Go through the lines below and repeat each one exactly, skipping pictures.
•••••
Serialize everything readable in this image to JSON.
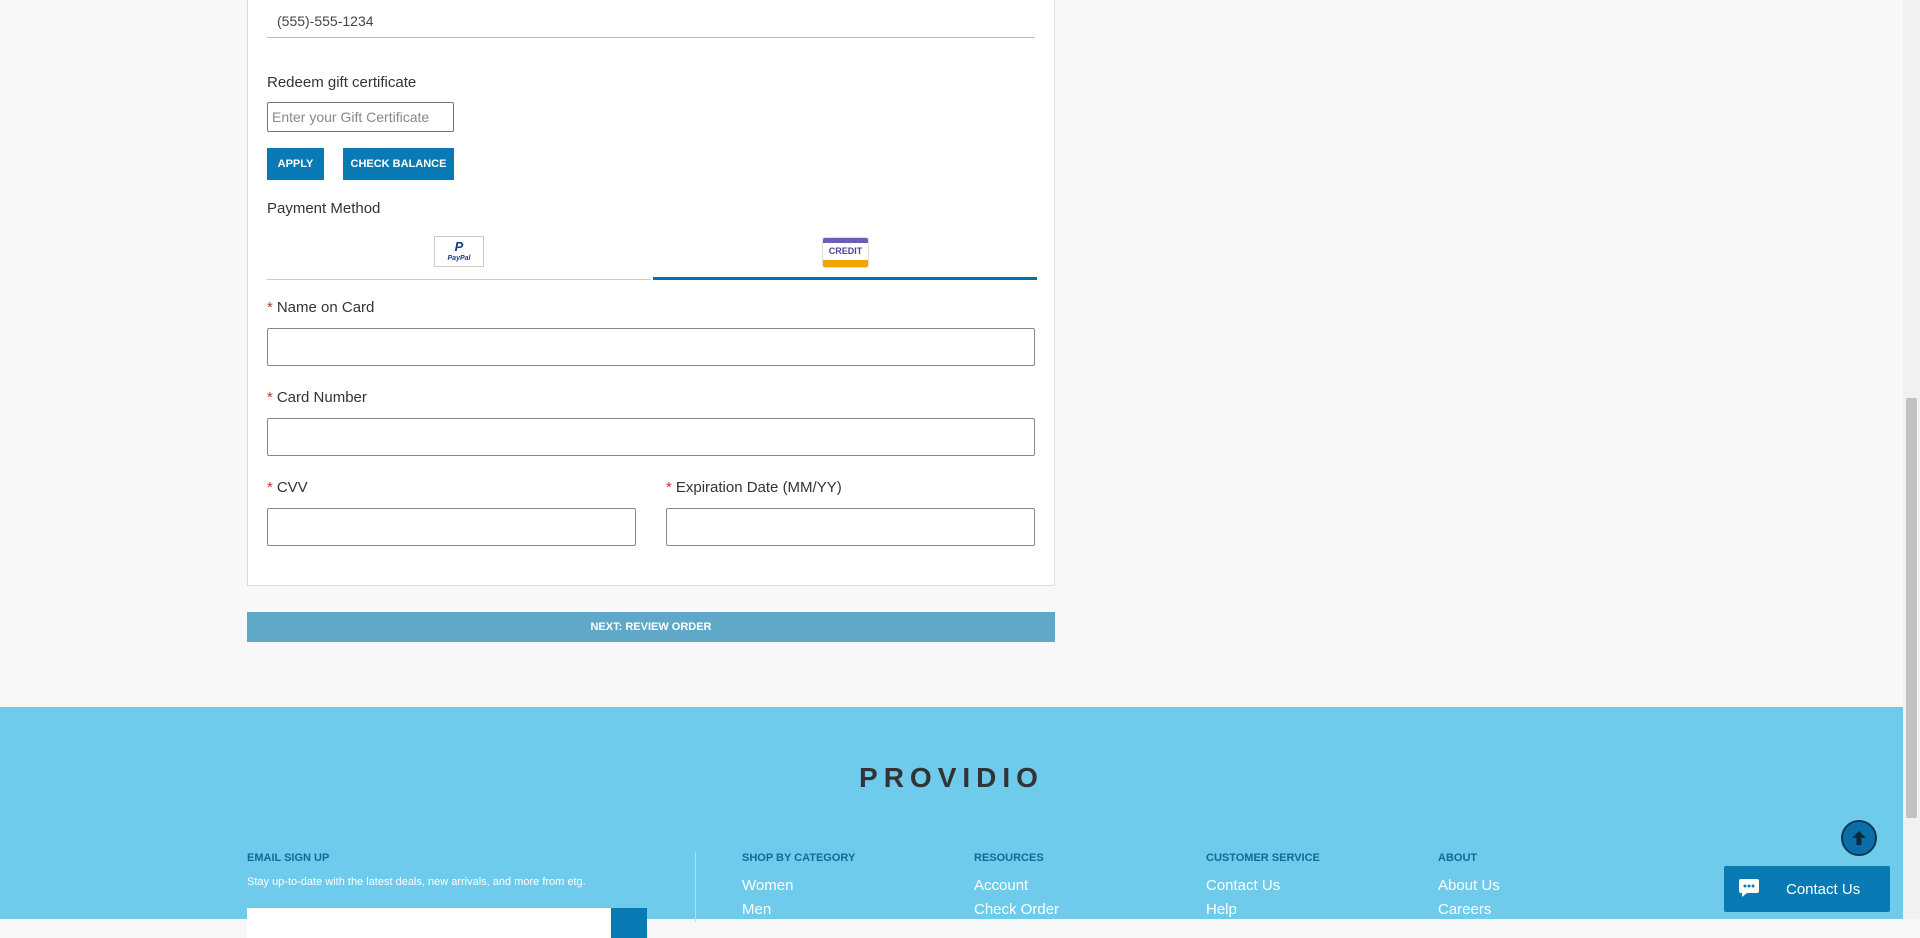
{
  "contact": {
    "phone_value": "(555)-555-1234"
  },
  "gift": {
    "label": "Redeem gift certificate",
    "placeholder": "Enter your Gift Certificate",
    "apply_label": "APPLY",
    "check_balance_label": "CHECK BALANCE"
  },
  "payment": {
    "label": "Payment Method",
    "paypal_logo_text": "PayPal",
    "paypal_logo_letter": "P",
    "credit_logo_text": "CREDIT",
    "selected_tab": "credit",
    "required_marker": "*",
    "name_label": "Name on Card",
    "number_label": "Card Number",
    "cvv_label": "CVV",
    "expiry_label": "Expiration Date (MM/YY)",
    "name_value": "",
    "number_value": "",
    "cvv_value": "",
    "expiry_value": ""
  },
  "next_button_label": "NEXT: REVIEW ORDER",
  "footer": {
    "brand": "PROVIDIO",
    "email_heading": "EMAIL SIGN UP",
    "email_text": "Stay up-to-date with the latest deals, new arrivals, and more from etg.",
    "columns": [
      {
        "heading": "SHOP BY CATEGORY",
        "links": [
          "Women",
          "Men"
        ]
      },
      {
        "heading": "RESOURCES",
        "links": [
          "Account",
          "Check Order"
        ]
      },
      {
        "heading": "CUSTOMER SERVICE",
        "links": [
          "Contact Us",
          "Help"
        ]
      },
      {
        "heading": "ABOUT",
        "links": [
          "About Us",
          "Careers"
        ]
      }
    ]
  },
  "chat": {
    "label": "Contact Us"
  },
  "colors": {
    "accent": "#0a7ab4",
    "footer_bg": "#6ecbec",
    "next_button": "#5fa8c8",
    "required": "#c0392b"
  },
  "icons": {
    "scroll_top": "arrow-up-circle-icon",
    "chat": "chat-bubble-icon"
  }
}
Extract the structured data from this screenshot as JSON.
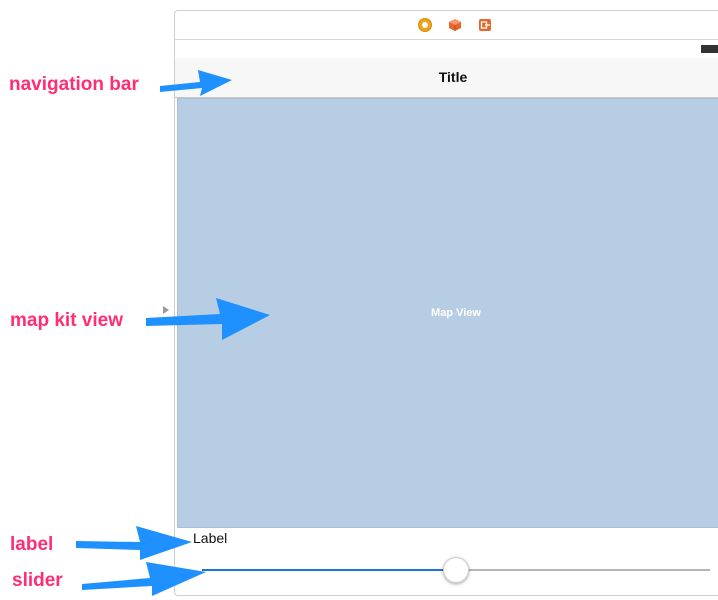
{
  "scene": {
    "dock_icons": [
      "view-controller-icon",
      "first-responder-icon",
      "exit-icon"
    ],
    "navigation_bar": {
      "title": "Title"
    },
    "map_view": {
      "caption": "Map View"
    },
    "label": {
      "text": "Label"
    },
    "slider": {
      "value": 0.5
    }
  },
  "annotations": {
    "navigation_bar": "navigation bar",
    "map_kit_view": "map kit view",
    "label": "label",
    "slider": "slider"
  },
  "colors": {
    "annotation_text": "#ff2d75",
    "annotation_arrow": "#1e90ff",
    "map_fill": "#b7cde4",
    "slider_min_track": "#1a73d9"
  }
}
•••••
Result »
Serialize everything readable in this image to JSON.
{
  "contact": {
    "phone_value": "(555)-555-1234"
  },
  "gift": {
    "label": "Redeem gift certificate",
    "placeholder": "Enter your Gift Certificate",
    "apply_label": "APPLY",
    "check_balance_label": "CHECK BALANCE"
  },
  "payment": {
    "label": "Payment Method",
    "paypal_logo_text": "PayPal",
    "paypal_logo_letter": "P",
    "credit_logo_text": "CREDIT",
    "selected_tab": "credit",
    "required_marker": "*",
    "name_label": "Name on Card",
    "number_label": "Card Number",
    "cvv_label": "CVV",
    "expiry_label": "Expiration Date (MM/YY)",
    "name_value": "",
    "number_value": "",
    "cvv_value": "",
    "expiry_value": ""
  },
  "next_button_label": "NEXT: REVIEW ORDER",
  "footer": {
    "brand": "PROVIDIO",
    "email_heading": "EMAIL SIGN UP",
    "email_text": "Stay up-to-date with the latest deals, new arrivals, and more from etg.",
    "columns": [
      {
        "heading": "SHOP BY CATEGORY",
        "links": [
          "Women",
          "Men"
        ]
      },
      {
        "heading": "RESOURCES",
        "links": [
          "Account",
          "Check Order"
        ]
      },
      {
        "heading": "CUSTOMER SERVICE",
        "links": [
          "Contact Us",
          "Help"
        ]
      },
      {
        "heading": "ABOUT",
        "links": [
          "About Us",
          "Careers"
        ]
      }
    ]
  },
  "chat": {
    "label": "Contact Us"
  },
  "colors": {
    "accent": "#0a7ab4",
    "footer_bg": "#6ecbec",
    "next_button": "#5fa8c8",
    "required": "#c0392b"
  },
  "icons": {
    "scroll_top": "arrow-up-circle-icon",
    "chat": "chat-bubble-icon"
  }
}
Extract the structured data from this screenshot as JSON.
{
  "scene": {
    "dock_icons": [
      "view-controller-icon",
      "first-responder-icon",
      "exit-icon"
    ],
    "navigation_bar": {
      "title": "Title"
    },
    "map_view": {
      "caption": "Map View"
    },
    "label": {
      "text": "Label"
    },
    "slider": {
      "value": 0.5
    }
  },
  "annotations": {
    "navigation_bar": "navigation bar",
    "map_kit_view": "map kit view",
    "label": "label",
    "slider": "slider"
  },
  "colors": {
    "annotation_text": "#ff2d75",
    "annotation_arrow": "#1e90ff",
    "map_fill": "#b7cde4",
    "slider_min_track": "#1a73d9"
  }
}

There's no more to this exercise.